* TASK DIRECTIONS: Go through the records below and copy out every line that contains the word "icon".

[Data records for software interfaces]
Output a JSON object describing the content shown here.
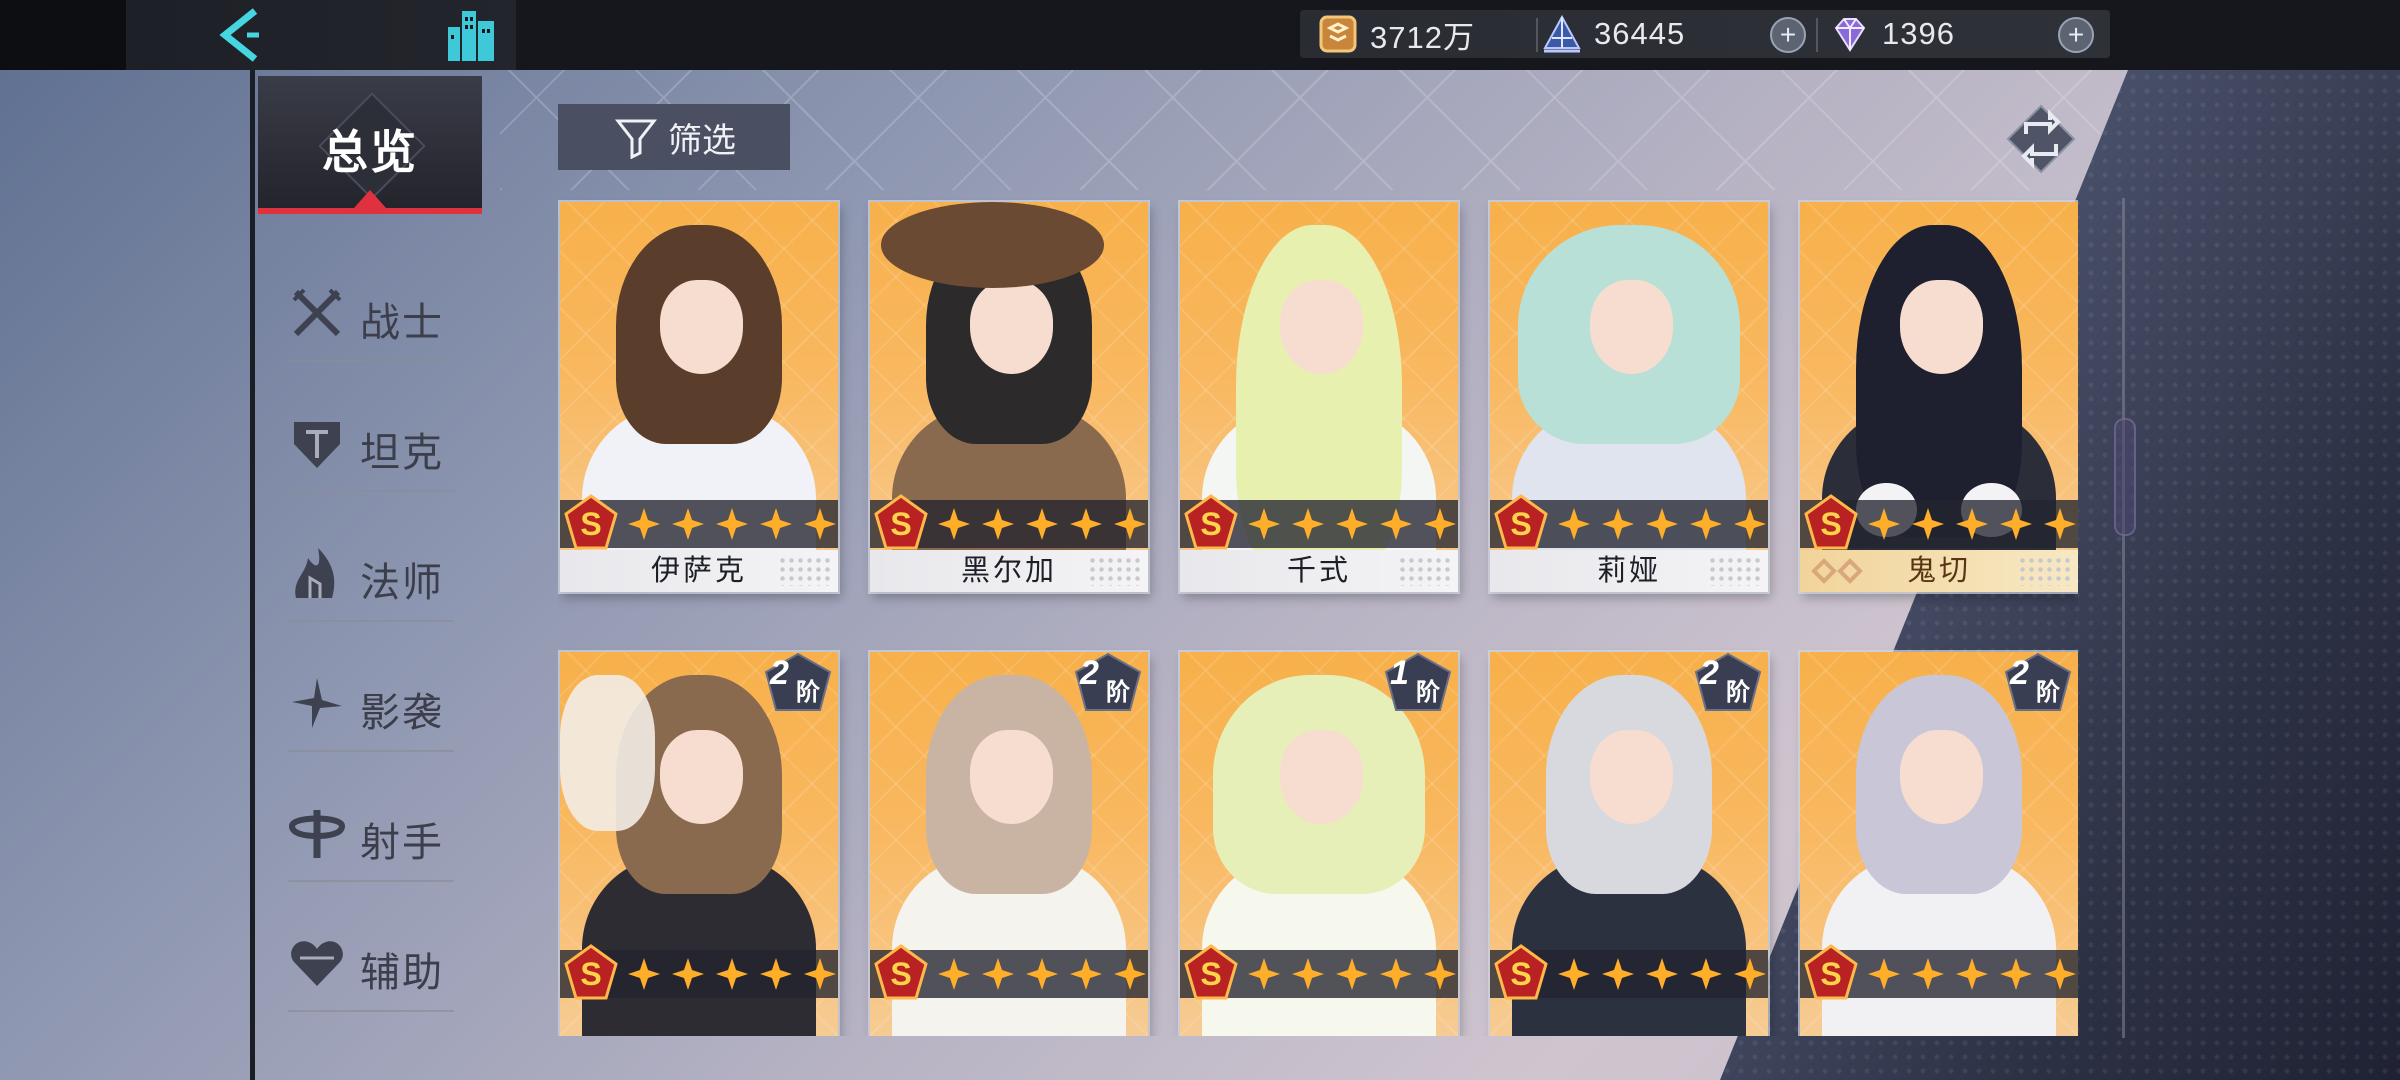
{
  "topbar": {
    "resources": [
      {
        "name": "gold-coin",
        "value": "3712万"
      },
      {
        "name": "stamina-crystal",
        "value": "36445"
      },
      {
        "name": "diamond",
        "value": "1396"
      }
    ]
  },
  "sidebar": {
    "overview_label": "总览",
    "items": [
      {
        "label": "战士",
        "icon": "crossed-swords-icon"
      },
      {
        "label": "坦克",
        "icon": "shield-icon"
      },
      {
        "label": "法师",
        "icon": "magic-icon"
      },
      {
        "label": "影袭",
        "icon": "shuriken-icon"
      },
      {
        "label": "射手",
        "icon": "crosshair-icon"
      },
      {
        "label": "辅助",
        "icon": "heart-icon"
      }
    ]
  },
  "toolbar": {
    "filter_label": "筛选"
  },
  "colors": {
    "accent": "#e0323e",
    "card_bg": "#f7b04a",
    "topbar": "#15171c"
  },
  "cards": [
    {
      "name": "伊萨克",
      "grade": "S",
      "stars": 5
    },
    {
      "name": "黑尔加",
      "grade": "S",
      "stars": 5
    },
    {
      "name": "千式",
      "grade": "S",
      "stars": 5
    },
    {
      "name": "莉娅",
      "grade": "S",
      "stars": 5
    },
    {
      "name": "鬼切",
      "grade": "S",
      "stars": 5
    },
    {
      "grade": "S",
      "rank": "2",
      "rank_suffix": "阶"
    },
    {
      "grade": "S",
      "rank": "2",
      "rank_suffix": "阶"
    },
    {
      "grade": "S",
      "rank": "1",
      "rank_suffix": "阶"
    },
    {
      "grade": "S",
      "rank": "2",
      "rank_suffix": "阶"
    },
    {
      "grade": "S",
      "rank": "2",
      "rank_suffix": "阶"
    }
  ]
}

* SOLUTION FOR THIS PROBLEM:
        "icon": "crossed-swords-icon"
        "icon": "shield-icon"
        "icon": "magic-icon"
        "icon": "shuriken-icon"
        "icon": "crosshair-icon"
        "icon": "heart-icon"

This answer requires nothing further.